*What the task requires*
Give each line of the records again exactly and omit every picture.

[Interface dataset entries]
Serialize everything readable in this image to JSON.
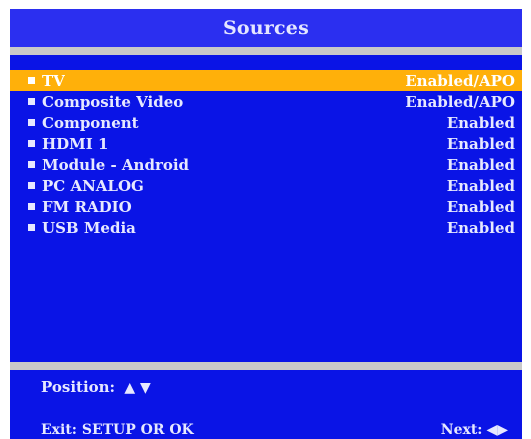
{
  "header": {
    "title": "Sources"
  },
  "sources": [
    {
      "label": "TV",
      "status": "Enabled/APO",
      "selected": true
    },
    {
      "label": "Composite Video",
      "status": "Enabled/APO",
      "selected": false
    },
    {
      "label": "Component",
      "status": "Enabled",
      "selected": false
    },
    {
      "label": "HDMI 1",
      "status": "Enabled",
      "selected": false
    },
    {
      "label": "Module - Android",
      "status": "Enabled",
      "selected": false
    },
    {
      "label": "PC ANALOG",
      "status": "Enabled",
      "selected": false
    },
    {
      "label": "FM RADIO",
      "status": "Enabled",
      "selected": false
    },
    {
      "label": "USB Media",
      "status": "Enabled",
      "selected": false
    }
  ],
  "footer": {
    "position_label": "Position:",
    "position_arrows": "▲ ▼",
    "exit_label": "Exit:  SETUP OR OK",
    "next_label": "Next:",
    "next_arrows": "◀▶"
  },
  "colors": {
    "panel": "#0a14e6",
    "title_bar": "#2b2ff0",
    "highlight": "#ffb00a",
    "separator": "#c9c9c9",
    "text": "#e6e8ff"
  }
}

*Reply*
Serialize everything readable in this image to JSON.
{
  "header": {
    "title": "Sources"
  },
  "sources": [
    {
      "label": "TV",
      "status": "Enabled/APO",
      "selected": true
    },
    {
      "label": "Composite Video",
      "status": "Enabled/APO",
      "selected": false
    },
    {
      "label": "Component",
      "status": "Enabled",
      "selected": false
    },
    {
      "label": "HDMI 1",
      "status": "Enabled",
      "selected": false
    },
    {
      "label": "Module - Android",
      "status": "Enabled",
      "selected": false
    },
    {
      "label": "PC ANALOG",
      "status": "Enabled",
      "selected": false
    },
    {
      "label": "FM RADIO",
      "status": "Enabled",
      "selected": false
    },
    {
      "label": "USB Media",
      "status": "Enabled",
      "selected": false
    }
  ],
  "footer": {
    "position_label": "Position:",
    "position_arrows": "▲ ▼",
    "exit_label": "Exit:  SETUP OR OK",
    "next_label": "Next:",
    "next_arrows": "◀▶"
  },
  "colors": {
    "panel": "#0a14e6",
    "title_bar": "#2b2ff0",
    "highlight": "#ffb00a",
    "separator": "#c9c9c9",
    "text": "#e6e8ff"
  }
}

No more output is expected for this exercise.